(Source data)
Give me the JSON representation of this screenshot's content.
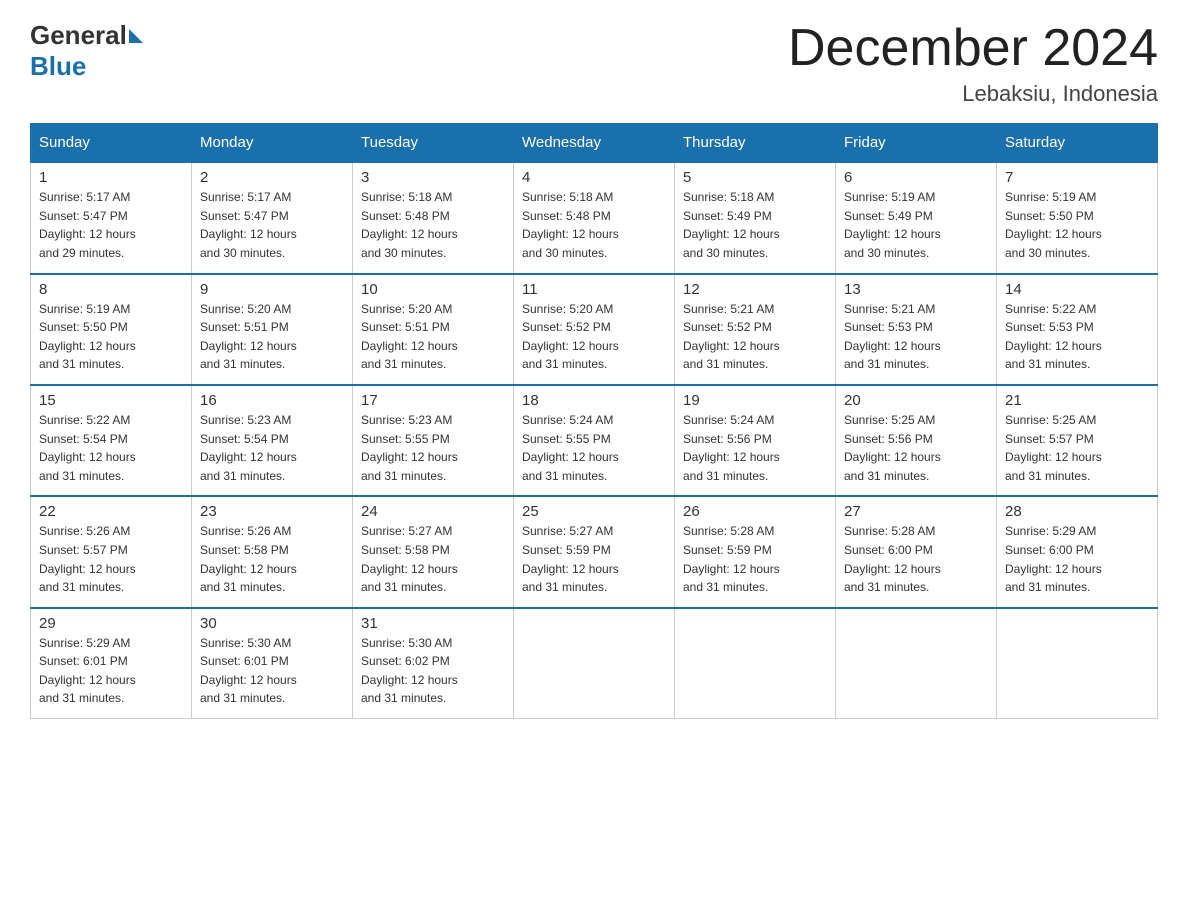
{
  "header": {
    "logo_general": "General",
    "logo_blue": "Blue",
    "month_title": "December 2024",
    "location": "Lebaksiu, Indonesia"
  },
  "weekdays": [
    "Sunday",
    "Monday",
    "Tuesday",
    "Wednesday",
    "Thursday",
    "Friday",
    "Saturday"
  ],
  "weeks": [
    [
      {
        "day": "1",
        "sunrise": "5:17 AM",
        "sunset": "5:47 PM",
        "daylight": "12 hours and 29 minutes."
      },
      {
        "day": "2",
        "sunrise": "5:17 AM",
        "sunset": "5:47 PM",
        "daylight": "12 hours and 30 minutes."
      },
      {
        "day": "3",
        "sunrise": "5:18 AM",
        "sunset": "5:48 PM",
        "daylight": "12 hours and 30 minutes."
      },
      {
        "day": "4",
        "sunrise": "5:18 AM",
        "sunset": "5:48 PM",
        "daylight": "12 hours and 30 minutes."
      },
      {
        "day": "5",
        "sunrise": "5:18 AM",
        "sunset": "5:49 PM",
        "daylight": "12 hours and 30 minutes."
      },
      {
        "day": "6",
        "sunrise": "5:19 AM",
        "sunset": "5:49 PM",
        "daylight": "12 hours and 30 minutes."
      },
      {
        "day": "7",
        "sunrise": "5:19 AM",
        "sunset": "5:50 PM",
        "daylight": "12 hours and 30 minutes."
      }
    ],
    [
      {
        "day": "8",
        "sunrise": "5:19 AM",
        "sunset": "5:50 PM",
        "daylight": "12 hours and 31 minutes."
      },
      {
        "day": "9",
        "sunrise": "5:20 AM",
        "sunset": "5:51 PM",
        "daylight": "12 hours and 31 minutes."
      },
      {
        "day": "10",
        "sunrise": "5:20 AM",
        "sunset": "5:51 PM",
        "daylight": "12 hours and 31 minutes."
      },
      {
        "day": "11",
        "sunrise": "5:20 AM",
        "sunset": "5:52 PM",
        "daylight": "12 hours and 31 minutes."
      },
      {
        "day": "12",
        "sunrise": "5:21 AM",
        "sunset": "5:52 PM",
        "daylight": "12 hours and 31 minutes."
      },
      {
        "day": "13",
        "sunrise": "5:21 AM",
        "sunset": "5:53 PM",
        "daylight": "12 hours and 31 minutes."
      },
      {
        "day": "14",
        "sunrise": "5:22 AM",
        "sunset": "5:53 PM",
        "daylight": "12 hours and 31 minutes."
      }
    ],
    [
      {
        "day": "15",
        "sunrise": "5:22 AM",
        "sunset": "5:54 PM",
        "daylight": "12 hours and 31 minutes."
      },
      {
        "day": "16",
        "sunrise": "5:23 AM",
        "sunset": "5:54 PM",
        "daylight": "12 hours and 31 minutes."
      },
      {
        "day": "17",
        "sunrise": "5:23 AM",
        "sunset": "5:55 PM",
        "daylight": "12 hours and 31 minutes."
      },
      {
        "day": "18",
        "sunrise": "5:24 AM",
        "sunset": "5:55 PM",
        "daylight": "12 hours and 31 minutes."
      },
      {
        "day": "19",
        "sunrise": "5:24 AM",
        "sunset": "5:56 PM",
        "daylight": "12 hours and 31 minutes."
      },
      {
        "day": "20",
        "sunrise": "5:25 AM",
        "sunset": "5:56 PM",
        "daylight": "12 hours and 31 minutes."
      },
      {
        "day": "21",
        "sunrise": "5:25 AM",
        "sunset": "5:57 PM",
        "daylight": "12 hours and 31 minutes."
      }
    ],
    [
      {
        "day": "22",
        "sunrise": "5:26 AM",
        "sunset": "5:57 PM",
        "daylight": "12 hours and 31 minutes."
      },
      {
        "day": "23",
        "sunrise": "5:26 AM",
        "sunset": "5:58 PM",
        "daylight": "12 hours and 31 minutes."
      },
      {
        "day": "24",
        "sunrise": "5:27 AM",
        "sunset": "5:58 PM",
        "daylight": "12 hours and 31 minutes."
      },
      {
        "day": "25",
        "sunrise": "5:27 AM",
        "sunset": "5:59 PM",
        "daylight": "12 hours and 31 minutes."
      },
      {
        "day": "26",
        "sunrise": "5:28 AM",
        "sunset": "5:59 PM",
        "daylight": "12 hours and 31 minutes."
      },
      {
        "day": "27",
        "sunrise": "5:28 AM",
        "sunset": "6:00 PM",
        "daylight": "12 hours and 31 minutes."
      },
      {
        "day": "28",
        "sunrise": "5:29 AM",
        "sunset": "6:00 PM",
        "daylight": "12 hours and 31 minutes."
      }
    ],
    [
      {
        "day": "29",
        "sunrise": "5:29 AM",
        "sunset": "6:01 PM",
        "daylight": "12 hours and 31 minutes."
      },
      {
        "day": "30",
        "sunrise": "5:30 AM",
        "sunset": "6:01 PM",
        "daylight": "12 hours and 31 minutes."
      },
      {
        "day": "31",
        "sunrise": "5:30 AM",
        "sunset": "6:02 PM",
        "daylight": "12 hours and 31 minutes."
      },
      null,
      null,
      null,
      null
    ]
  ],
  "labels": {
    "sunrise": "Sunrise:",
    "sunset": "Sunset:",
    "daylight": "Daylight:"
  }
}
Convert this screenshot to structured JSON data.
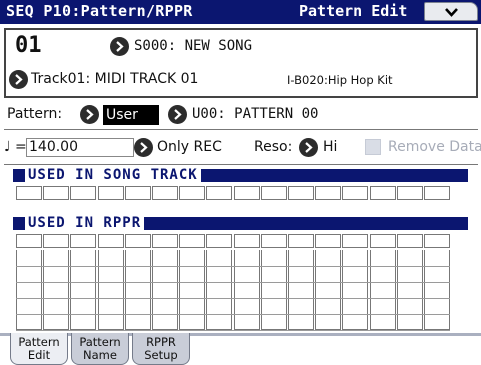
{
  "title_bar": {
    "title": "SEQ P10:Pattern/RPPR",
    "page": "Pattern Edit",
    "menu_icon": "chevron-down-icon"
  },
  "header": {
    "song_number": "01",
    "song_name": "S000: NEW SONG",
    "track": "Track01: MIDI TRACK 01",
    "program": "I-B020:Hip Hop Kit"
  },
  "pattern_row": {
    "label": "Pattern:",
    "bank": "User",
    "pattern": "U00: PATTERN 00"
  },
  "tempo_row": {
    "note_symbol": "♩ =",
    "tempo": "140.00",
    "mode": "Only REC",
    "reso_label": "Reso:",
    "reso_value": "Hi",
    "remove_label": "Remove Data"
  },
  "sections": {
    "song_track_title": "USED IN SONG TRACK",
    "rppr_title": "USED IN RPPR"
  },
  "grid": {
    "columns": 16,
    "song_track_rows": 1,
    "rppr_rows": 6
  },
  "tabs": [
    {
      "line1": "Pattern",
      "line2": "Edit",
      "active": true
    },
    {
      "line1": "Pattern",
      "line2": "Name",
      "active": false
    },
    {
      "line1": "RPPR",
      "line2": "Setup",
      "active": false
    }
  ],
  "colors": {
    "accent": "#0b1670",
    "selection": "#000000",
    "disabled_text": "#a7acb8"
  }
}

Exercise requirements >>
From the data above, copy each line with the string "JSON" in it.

Result below >>
Give me the JSON representation of this screenshot's content.
Convert this screenshot to structured JSON data.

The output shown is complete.